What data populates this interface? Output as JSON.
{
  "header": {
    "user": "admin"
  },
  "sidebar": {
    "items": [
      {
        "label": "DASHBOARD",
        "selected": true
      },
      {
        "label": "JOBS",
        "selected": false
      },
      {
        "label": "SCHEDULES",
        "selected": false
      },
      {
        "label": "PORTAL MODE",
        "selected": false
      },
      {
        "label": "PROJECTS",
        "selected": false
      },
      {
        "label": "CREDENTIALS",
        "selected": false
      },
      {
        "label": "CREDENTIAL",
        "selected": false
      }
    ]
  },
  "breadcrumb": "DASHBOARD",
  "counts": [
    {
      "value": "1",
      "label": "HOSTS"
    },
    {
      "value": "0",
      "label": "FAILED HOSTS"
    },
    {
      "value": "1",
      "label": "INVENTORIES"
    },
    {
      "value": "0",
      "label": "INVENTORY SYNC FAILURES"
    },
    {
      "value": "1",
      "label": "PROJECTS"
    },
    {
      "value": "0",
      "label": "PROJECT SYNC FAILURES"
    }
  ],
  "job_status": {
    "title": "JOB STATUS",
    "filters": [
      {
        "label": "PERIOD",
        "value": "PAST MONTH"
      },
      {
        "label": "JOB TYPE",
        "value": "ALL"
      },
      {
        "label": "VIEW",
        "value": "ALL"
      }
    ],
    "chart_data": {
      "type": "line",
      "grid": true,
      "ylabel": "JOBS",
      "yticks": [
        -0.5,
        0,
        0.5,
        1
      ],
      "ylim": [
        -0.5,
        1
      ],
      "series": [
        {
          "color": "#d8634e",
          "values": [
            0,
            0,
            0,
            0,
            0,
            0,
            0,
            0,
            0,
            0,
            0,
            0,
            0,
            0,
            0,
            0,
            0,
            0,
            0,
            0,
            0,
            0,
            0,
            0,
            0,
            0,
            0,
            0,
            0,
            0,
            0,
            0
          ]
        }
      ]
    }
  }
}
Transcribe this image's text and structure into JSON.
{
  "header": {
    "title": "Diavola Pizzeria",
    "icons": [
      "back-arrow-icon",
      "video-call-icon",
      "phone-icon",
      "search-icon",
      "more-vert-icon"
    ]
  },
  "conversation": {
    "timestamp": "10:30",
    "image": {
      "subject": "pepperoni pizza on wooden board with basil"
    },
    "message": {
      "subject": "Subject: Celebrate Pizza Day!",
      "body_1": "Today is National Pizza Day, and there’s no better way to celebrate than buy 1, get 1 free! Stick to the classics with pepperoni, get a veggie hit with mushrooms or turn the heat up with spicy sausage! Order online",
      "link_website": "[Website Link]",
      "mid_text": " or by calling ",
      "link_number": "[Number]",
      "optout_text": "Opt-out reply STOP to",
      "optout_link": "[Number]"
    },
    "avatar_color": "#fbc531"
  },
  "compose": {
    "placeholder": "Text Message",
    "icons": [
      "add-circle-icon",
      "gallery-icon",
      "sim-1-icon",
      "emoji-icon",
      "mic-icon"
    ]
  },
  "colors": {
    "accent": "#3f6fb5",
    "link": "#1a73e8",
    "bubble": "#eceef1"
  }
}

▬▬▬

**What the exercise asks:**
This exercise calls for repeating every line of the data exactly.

**Solution:**
What data populates this interface? Output as JSON.
{
  "header": {
    "user": "admin"
  },
  "sidebar": {
    "items": [
      {
        "label": "DASHBOARD",
        "selected": true
      },
      {
        "label": "JOBS",
        "selected": false
      },
      {
        "label": "SCHEDULES",
        "selected": false
      },
      {
        "label": "PORTAL MODE",
        "selected": false
      },
      {
        "label": "PROJECTS",
        "selected": false
      },
      {
        "label": "CREDENTIALS",
        "selected": false
      },
      {
        "label": "CREDENTIAL",
        "selected": false
      }
    ]
  },
  "breadcrumb": "DASHBOARD",
  "counts": [
    {
      "value": "1",
      "label": "HOSTS"
    },
    {
      "value": "0",
      "label": "FAILED HOSTS"
    },
    {
      "value": "1",
      "label": "INVENTORIES"
    },
    {
      "value": "0",
      "label": "INVENTORY SYNC FAILURES"
    },
    {
      "value": "1",
      "label": "PROJECTS"
    },
    {
      "value": "0",
      "label": "PROJECT SYNC FAILURES"
    }
  ],
  "job_status": {
    "title": "JOB STATUS",
    "filters": [
      {
        "label": "PERIOD",
        "value": "PAST MONTH"
      },
      {
        "label": "JOB TYPE",
        "value": "ALL"
      },
      {
        "label": "VIEW",
        "value": "ALL"
      }
    ],
    "chart_data": {
      "type": "line",
      "grid": true,
      "ylabel": "JOBS",
      "yticks": [
        -0.5,
        0,
        0.5,
        1
      ],
      "ylim": [
        -0.5,
        1
      ],
      "series": [
        {
          "color": "#d8634e",
          "values": [
            0,
            0,
            0,
            0,
            0,
            0,
            0,
            0,
            0,
            0,
            0,
            0,
            0,
            0,
            0,
            0,
            0,
            0,
            0,
            0,
            0,
            0,
            0,
            0,
            0,
            0,
            0,
            0,
            0,
            0,
            0,
            0
          ]
        }
      ]
    }
  }
}
Transcribe this image's text and structure into JSON.
{
  "header": {
    "title": "Diavola Pizzeria",
    "icons": [
      "back-arrow-icon",
      "video-call-icon",
      "phone-icon",
      "search-icon",
      "more-vert-icon"
    ]
  },
  "conversation": {
    "timestamp": "10:30",
    "image": {
      "subject": "pepperoni pizza on wooden board with basil"
    },
    "message": {
      "subject": "Subject: Celebrate Pizza Day!",
      "body_1": "Today is National Pizza Day, and there’s no better way to celebrate than buy 1, get 1 free! Stick to the classics with pepperoni, get a veggie hit with mushrooms or turn the heat up with spicy sausage! Order online",
      "link_website": "[Website Link]",
      "mid_text": " or by calling ",
      "link_number": "[Number]",
      "optout_text": "Opt-out reply STOP to",
      "optout_link": "[Number]"
    },
    "avatar_color": "#fbc531"
  },
  "compose": {
    "placeholder": "Text Message",
    "icons": [
      "add-circle-icon",
      "gallery-icon",
      "sim-1-icon",
      "emoji-icon",
      "mic-icon"
    ]
  },
  "colors": {
    "accent": "#3f6fb5",
    "link": "#1a73e8",
    "bubble": "#eceef1"
  }
}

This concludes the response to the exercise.